(Extracted records)
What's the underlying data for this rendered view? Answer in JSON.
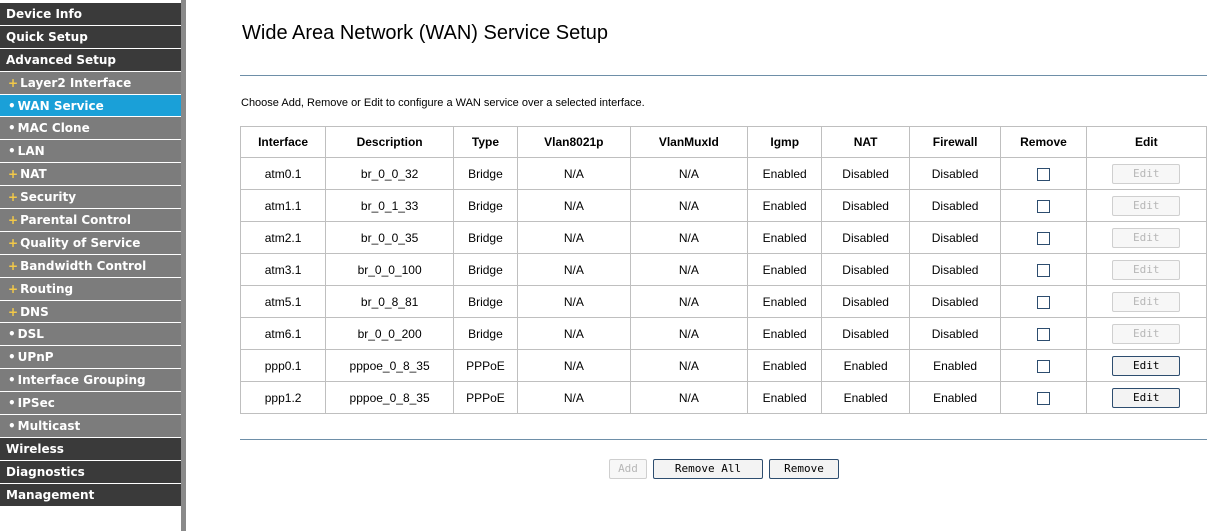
{
  "sidebar": {
    "items": [
      {
        "label": "Device Info",
        "bullet": ""
      },
      {
        "label": "Quick Setup",
        "bullet": ""
      },
      {
        "label": "Advanced Setup",
        "bullet": ""
      },
      {
        "label": "Layer2 Interface",
        "bullet": "+"
      },
      {
        "label": "WAN Service",
        "bullet": "•"
      },
      {
        "label": "MAC Clone",
        "bullet": "•"
      },
      {
        "label": "LAN",
        "bullet": "•"
      },
      {
        "label": "NAT",
        "bullet": "+"
      },
      {
        "label": "Security",
        "bullet": "+"
      },
      {
        "label": "Parental Control",
        "bullet": "+"
      },
      {
        "label": "Quality of Service",
        "bullet": "+"
      },
      {
        "label": "Bandwidth Control",
        "bullet": "+"
      },
      {
        "label": "Routing",
        "bullet": "+"
      },
      {
        "label": "DNS",
        "bullet": "+"
      },
      {
        "label": "DSL",
        "bullet": "•"
      },
      {
        "label": "UPnP",
        "bullet": "•"
      },
      {
        "label": "Interface Grouping",
        "bullet": "•"
      },
      {
        "label": "IPSec",
        "bullet": "•"
      },
      {
        "label": "Multicast",
        "bullet": "•"
      },
      {
        "label": "Wireless",
        "bullet": ""
      },
      {
        "label": "Diagnostics",
        "bullet": ""
      },
      {
        "label": "Management",
        "bullet": ""
      }
    ]
  },
  "colors": {
    "sidebar_top": "#3a3a3a",
    "sidebar_sub": "#7c7c7c",
    "sidebar_active": "#1aa0d8",
    "plus_bullet": "#f3c948",
    "rule": "#6e8fa8"
  },
  "main": {
    "title": "Wide Area Network (WAN) Service Setup",
    "instructions": "Choose Add, Remove or Edit to configure a WAN service over a selected interface.",
    "table": {
      "headers": [
        "Interface",
        "Description",
        "Type",
        "Vlan8021p",
        "VlanMuxId",
        "Igmp",
        "NAT",
        "Firewall",
        "Remove",
        "Edit"
      ],
      "rows": [
        {
          "interface": "atm0.1",
          "description": "br_0_0_32",
          "type": "Bridge",
          "vlan8021p": "N/A",
          "vlanmuxid": "N/A",
          "igmp": "Enabled",
          "nat": "Disabled",
          "firewall": "Disabled",
          "remove_checked": false,
          "edit_label": "Edit",
          "edit_enabled": false
        },
        {
          "interface": "atm1.1",
          "description": "br_0_1_33",
          "type": "Bridge",
          "vlan8021p": "N/A",
          "vlanmuxid": "N/A",
          "igmp": "Enabled",
          "nat": "Disabled",
          "firewall": "Disabled",
          "remove_checked": false,
          "edit_label": "Edit",
          "edit_enabled": false
        },
        {
          "interface": "atm2.1",
          "description": "br_0_0_35",
          "type": "Bridge",
          "vlan8021p": "N/A",
          "vlanmuxid": "N/A",
          "igmp": "Enabled",
          "nat": "Disabled",
          "firewall": "Disabled",
          "remove_checked": false,
          "edit_label": "Edit",
          "edit_enabled": false
        },
        {
          "interface": "atm3.1",
          "description": "br_0_0_100",
          "type": "Bridge",
          "vlan8021p": "N/A",
          "vlanmuxid": "N/A",
          "igmp": "Enabled",
          "nat": "Disabled",
          "firewall": "Disabled",
          "remove_checked": false,
          "edit_label": "Edit",
          "edit_enabled": false
        },
        {
          "interface": "atm5.1",
          "description": "br_0_8_81",
          "type": "Bridge",
          "vlan8021p": "N/A",
          "vlanmuxid": "N/A",
          "igmp": "Enabled",
          "nat": "Disabled",
          "firewall": "Disabled",
          "remove_checked": false,
          "edit_label": "Edit",
          "edit_enabled": false
        },
        {
          "interface": "atm6.1",
          "description": "br_0_0_200",
          "type": "Bridge",
          "vlan8021p": "N/A",
          "vlanmuxid": "N/A",
          "igmp": "Enabled",
          "nat": "Disabled",
          "firewall": "Disabled",
          "remove_checked": false,
          "edit_label": "Edit",
          "edit_enabled": false
        },
        {
          "interface": "ppp0.1",
          "description": "pppoe_0_8_35",
          "type": "PPPoE",
          "vlan8021p": "N/A",
          "vlanmuxid": "N/A",
          "igmp": "Enabled",
          "nat": "Enabled",
          "firewall": "Enabled",
          "remove_checked": false,
          "edit_label": "Edit",
          "edit_enabled": true
        },
        {
          "interface": "ppp1.2",
          "description": "pppoe_0_8_35",
          "type": "PPPoE",
          "vlan8021p": "N/A",
          "vlanmuxid": "N/A",
          "igmp": "Enabled",
          "nat": "Enabled",
          "firewall": "Enabled",
          "remove_checked": false,
          "edit_label": "Edit",
          "edit_enabled": true
        }
      ]
    },
    "actions": {
      "add_label": "Add",
      "add_enabled": false,
      "remove_all_label": "Remove All",
      "remove_label": "Remove"
    }
  }
}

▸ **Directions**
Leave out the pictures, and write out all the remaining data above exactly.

▸ **Exercise response**
What's the underlying data for this rendered view? Answer in JSON.
{
  "sidebar": {
    "items": [
      {
        "label": "Device Info",
        "bullet": ""
      },
      {
        "label": "Quick Setup",
        "bullet": ""
      },
      {
        "label": "Advanced Setup",
        "bullet": ""
      },
      {
        "label": "Layer2 Interface",
        "bullet": "+"
      },
      {
        "label": "WAN Service",
        "bullet": "•"
      },
      {
        "label": "MAC Clone",
        "bullet": "•"
      },
      {
        "label": "LAN",
        "bullet": "•"
      },
      {
        "label": "NAT",
        "bullet": "+"
      },
      {
        "label": "Security",
        "bullet": "+"
      },
      {
        "label": "Parental Control",
        "bullet": "+"
      },
      {
        "label": "Quality of Service",
        "bullet": "+"
      },
      {
        "label": "Bandwidth Control",
        "bullet": "+"
      },
      {
        "label": "Routing",
        "bullet": "+"
      },
      {
        "label": "DNS",
        "bullet": "+"
      },
      {
        "label": "DSL",
        "bullet": "•"
      },
      {
        "label": "UPnP",
        "bullet": "•"
      },
      {
        "label": "Interface Grouping",
        "bullet": "•"
      },
      {
        "label": "IPSec",
        "bullet": "•"
      },
      {
        "label": "Multicast",
        "bullet": "•"
      },
      {
        "label": "Wireless",
        "bullet": ""
      },
      {
        "label": "Diagnostics",
        "bullet": ""
      },
      {
        "label": "Management",
        "bullet": ""
      }
    ]
  },
  "colors": {
    "sidebar_top": "#3a3a3a",
    "sidebar_sub": "#7c7c7c",
    "sidebar_active": "#1aa0d8",
    "plus_bullet": "#f3c948",
    "rule": "#6e8fa8"
  },
  "main": {
    "title": "Wide Area Network (WAN) Service Setup",
    "instructions": "Choose Add, Remove or Edit to configure a WAN service over a selected interface.",
    "table": {
      "headers": [
        "Interface",
        "Description",
        "Type",
        "Vlan8021p",
        "VlanMuxId",
        "Igmp",
        "NAT",
        "Firewall",
        "Remove",
        "Edit"
      ],
      "rows": [
        {
          "interface": "atm0.1",
          "description": "br_0_0_32",
          "type": "Bridge",
          "vlan8021p": "N/A",
          "vlanmuxid": "N/A",
          "igmp": "Enabled",
          "nat": "Disabled",
          "firewall": "Disabled",
          "remove_checked": false,
          "edit_label": "Edit",
          "edit_enabled": false
        },
        {
          "interface": "atm1.1",
          "description": "br_0_1_33",
          "type": "Bridge",
          "vlan8021p": "N/A",
          "vlanmuxid": "N/A",
          "igmp": "Enabled",
          "nat": "Disabled",
          "firewall": "Disabled",
          "remove_checked": false,
          "edit_label": "Edit",
          "edit_enabled": false
        },
        {
          "interface": "atm2.1",
          "description": "br_0_0_35",
          "type": "Bridge",
          "vlan8021p": "N/A",
          "vlanmuxid": "N/A",
          "igmp": "Enabled",
          "nat": "Disabled",
          "firewall": "Disabled",
          "remove_checked": false,
          "edit_label": "Edit",
          "edit_enabled": false
        },
        {
          "interface": "atm3.1",
          "description": "br_0_0_100",
          "type": "Bridge",
          "vlan8021p": "N/A",
          "vlanmuxid": "N/A",
          "igmp": "Enabled",
          "nat": "Disabled",
          "firewall": "Disabled",
          "remove_checked": false,
          "edit_label": "Edit",
          "edit_enabled": false
        },
        {
          "interface": "atm5.1",
          "description": "br_0_8_81",
          "type": "Bridge",
          "vlan8021p": "N/A",
          "vlanmuxid": "N/A",
          "igmp": "Enabled",
          "nat": "Disabled",
          "firewall": "Disabled",
          "remove_checked": false,
          "edit_label": "Edit",
          "edit_enabled": false
        },
        {
          "interface": "atm6.1",
          "description": "br_0_0_200",
          "type": "Bridge",
          "vlan8021p": "N/A",
          "vlanmuxid": "N/A",
          "igmp": "Enabled",
          "nat": "Disabled",
          "firewall": "Disabled",
          "remove_checked": false,
          "edit_label": "Edit",
          "edit_enabled": false
        },
        {
          "interface": "ppp0.1",
          "description": "pppoe_0_8_35",
          "type": "PPPoE",
          "vlan8021p": "N/A",
          "vlanmuxid": "N/A",
          "igmp": "Enabled",
          "nat": "Enabled",
          "firewall": "Enabled",
          "remove_checked": false,
          "edit_label": "Edit",
          "edit_enabled": true
        },
        {
          "interface": "ppp1.2",
          "description": "pppoe_0_8_35",
          "type": "PPPoE",
          "vlan8021p": "N/A",
          "vlanmuxid": "N/A",
          "igmp": "Enabled",
          "nat": "Enabled",
          "firewall": "Enabled",
          "remove_checked": false,
          "edit_label": "Edit",
          "edit_enabled": true
        }
      ]
    },
    "actions": {
      "add_label": "Add",
      "add_enabled": false,
      "remove_all_label": "Remove All",
      "remove_label": "Remove"
    }
  }
}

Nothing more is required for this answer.